Interface dataset entries:
──────────────────────────────
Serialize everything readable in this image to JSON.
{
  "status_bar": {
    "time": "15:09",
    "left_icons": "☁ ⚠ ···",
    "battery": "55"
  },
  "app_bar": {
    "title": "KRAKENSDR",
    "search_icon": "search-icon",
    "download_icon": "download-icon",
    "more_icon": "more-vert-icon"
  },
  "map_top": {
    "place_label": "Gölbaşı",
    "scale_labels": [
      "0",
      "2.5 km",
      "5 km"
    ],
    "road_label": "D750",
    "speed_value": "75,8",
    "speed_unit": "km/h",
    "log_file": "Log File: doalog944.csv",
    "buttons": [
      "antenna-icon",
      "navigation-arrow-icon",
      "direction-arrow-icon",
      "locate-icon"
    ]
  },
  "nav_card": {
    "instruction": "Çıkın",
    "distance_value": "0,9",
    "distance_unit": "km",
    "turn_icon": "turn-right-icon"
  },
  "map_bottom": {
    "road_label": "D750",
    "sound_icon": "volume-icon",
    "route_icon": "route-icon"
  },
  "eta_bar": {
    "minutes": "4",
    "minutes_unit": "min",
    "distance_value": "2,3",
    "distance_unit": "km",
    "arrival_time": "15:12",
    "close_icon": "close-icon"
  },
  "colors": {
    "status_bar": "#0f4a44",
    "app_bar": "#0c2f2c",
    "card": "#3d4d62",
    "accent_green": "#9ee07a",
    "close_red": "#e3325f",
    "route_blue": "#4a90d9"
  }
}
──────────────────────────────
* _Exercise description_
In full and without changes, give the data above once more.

* _Output for this exercise_
Serialize everything readable in this image to JSON.
{
  "status_bar": {
    "time": "15:09",
    "left_icons": "☁ ⚠ ···",
    "battery": "55"
  },
  "app_bar": {
    "title": "KRAKENSDR",
    "search_icon": "search-icon",
    "download_icon": "download-icon",
    "more_icon": "more-vert-icon"
  },
  "map_top": {
    "place_label": "Gölbaşı",
    "scale_labels": [
      "0",
      "2.5 km",
      "5 km"
    ],
    "road_label": "D750",
    "speed_value": "75,8",
    "speed_unit": "km/h",
    "log_file": "Log File: doalog944.csv",
    "buttons": [
      "antenna-icon",
      "navigation-arrow-icon",
      "direction-arrow-icon",
      "locate-icon"
    ]
  },
  "nav_card": {
    "instruction": "Çıkın",
    "distance_value": "0,9",
    "distance_unit": "km",
    "turn_icon": "turn-right-icon"
  },
  "map_bottom": {
    "road_label": "D750",
    "sound_icon": "volume-icon",
    "route_icon": "route-icon"
  },
  "eta_bar": {
    "minutes": "4",
    "minutes_unit": "min",
    "distance_value": "2,3",
    "distance_unit": "km",
    "arrival_time": "15:12",
    "close_icon": "close-icon"
  },
  "colors": {
    "status_bar": "#0f4a44",
    "app_bar": "#0c2f2c",
    "card": "#3d4d62",
    "accent_green": "#9ee07a",
    "close_red": "#e3325f",
    "route_blue": "#4a90d9"
  }
}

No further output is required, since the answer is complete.